Your answer should consist of each line below that includes the word "JSON".

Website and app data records
↓↓↓

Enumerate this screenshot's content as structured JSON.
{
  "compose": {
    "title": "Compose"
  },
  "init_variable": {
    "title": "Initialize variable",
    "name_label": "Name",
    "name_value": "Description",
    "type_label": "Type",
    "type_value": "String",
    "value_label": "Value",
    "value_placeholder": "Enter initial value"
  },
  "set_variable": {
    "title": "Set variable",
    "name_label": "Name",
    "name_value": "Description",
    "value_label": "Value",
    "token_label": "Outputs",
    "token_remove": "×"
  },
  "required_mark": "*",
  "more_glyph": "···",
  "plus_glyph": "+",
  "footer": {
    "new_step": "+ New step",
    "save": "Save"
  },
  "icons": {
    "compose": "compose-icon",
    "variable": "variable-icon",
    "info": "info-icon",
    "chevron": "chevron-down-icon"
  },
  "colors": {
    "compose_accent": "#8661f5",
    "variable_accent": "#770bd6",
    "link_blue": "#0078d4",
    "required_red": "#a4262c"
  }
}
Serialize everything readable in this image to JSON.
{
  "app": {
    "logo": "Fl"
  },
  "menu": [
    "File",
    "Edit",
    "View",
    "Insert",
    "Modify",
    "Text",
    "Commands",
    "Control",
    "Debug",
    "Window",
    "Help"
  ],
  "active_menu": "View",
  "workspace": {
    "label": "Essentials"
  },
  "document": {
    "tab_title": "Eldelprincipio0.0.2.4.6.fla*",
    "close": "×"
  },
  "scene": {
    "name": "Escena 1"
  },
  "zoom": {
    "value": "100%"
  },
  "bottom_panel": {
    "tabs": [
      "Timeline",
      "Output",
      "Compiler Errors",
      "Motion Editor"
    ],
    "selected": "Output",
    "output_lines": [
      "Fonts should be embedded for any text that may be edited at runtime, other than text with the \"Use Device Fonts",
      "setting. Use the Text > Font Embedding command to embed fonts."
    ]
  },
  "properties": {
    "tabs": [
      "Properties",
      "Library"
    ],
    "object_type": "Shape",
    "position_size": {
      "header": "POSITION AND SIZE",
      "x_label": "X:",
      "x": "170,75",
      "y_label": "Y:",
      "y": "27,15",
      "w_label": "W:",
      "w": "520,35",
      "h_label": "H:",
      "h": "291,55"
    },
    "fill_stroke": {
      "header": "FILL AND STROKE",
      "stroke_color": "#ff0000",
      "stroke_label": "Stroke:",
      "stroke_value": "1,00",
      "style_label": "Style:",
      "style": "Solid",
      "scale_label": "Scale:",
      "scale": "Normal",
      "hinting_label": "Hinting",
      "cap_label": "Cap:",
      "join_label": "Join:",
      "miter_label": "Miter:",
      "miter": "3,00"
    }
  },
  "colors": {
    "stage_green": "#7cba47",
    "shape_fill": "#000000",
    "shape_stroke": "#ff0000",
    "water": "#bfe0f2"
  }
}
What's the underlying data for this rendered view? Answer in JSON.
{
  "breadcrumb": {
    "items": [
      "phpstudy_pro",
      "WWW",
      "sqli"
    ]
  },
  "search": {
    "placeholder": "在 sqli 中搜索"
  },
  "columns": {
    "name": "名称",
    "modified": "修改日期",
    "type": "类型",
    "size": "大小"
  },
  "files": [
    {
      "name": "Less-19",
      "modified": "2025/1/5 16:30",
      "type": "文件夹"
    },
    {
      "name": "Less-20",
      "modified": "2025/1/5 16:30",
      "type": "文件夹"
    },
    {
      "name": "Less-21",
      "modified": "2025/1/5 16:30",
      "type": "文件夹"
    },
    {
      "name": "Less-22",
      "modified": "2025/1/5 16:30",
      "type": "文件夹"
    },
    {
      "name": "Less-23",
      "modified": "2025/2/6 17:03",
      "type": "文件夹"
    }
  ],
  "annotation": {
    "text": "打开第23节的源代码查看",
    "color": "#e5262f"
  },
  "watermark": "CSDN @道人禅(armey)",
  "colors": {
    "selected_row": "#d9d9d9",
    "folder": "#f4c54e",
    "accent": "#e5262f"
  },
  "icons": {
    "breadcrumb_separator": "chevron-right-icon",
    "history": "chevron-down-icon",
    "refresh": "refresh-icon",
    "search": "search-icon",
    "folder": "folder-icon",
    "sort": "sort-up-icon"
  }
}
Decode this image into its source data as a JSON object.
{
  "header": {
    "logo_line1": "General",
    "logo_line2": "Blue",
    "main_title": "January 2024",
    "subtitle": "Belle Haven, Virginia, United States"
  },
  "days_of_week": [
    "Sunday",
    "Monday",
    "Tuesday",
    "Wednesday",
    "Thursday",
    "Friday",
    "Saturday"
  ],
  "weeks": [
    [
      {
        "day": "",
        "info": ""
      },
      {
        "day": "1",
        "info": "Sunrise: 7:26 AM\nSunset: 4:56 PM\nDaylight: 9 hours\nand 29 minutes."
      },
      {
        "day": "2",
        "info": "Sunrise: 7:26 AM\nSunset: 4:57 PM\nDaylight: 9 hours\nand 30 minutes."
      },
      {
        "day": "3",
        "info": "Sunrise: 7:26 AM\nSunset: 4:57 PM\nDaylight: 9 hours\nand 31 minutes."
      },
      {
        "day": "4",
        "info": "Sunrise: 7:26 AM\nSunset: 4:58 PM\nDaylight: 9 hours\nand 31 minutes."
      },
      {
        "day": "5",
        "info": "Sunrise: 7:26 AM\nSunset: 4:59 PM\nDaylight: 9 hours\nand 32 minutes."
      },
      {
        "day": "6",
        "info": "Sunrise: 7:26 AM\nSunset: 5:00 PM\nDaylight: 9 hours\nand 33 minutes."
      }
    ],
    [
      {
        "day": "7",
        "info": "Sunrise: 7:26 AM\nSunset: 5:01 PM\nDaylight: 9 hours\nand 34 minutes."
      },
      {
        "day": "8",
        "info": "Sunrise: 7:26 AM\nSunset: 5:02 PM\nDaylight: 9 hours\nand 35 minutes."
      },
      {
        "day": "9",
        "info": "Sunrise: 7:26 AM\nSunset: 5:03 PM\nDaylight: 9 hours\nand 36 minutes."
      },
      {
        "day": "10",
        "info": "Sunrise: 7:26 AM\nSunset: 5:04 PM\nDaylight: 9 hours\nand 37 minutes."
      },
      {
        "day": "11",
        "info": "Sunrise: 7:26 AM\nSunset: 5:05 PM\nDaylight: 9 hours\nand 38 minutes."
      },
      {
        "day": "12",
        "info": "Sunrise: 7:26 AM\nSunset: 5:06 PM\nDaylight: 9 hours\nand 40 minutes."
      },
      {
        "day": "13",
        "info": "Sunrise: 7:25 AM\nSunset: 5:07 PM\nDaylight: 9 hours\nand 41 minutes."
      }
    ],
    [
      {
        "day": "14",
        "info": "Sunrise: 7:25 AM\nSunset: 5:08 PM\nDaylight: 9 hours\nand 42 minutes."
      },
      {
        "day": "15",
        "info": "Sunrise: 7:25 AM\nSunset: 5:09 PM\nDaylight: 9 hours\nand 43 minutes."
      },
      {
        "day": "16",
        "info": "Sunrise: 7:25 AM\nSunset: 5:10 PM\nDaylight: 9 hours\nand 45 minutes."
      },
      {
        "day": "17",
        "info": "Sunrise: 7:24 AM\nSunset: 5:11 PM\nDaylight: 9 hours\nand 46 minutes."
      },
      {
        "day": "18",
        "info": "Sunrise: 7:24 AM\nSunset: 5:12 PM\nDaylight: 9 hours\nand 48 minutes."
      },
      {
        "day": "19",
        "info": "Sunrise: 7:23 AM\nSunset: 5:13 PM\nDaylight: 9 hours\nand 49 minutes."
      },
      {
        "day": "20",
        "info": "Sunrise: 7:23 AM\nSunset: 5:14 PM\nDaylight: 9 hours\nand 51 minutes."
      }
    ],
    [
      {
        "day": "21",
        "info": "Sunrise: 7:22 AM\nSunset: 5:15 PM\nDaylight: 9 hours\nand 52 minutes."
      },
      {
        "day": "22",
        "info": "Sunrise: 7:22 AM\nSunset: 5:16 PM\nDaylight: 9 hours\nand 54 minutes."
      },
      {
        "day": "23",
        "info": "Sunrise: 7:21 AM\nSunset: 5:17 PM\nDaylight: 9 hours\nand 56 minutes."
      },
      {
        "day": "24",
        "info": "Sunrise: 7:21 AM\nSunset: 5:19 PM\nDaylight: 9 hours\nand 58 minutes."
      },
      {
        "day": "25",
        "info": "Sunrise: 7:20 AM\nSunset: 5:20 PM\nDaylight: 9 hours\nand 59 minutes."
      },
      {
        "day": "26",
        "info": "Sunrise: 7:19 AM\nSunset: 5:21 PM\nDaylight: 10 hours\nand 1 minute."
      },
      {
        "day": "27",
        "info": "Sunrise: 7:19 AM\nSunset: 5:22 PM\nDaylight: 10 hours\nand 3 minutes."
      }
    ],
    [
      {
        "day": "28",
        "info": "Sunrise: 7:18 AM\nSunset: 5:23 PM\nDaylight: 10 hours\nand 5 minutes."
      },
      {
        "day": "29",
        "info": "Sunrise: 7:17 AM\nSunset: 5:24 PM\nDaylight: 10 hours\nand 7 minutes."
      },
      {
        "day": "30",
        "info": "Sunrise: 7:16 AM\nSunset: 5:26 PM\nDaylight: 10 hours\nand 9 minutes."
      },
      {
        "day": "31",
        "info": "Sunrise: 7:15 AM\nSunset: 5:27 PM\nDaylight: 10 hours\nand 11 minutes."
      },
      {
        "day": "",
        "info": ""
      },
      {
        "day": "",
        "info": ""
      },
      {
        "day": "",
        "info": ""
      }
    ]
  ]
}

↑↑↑

**Solution for this exercise**.
Enumerate this screenshot's content as structured JSON.
Serialize everything readable in this image to JSON.
What's the underlying data for this rendered view? Answer in JSON.
Decode this image into its source data as a JSON object.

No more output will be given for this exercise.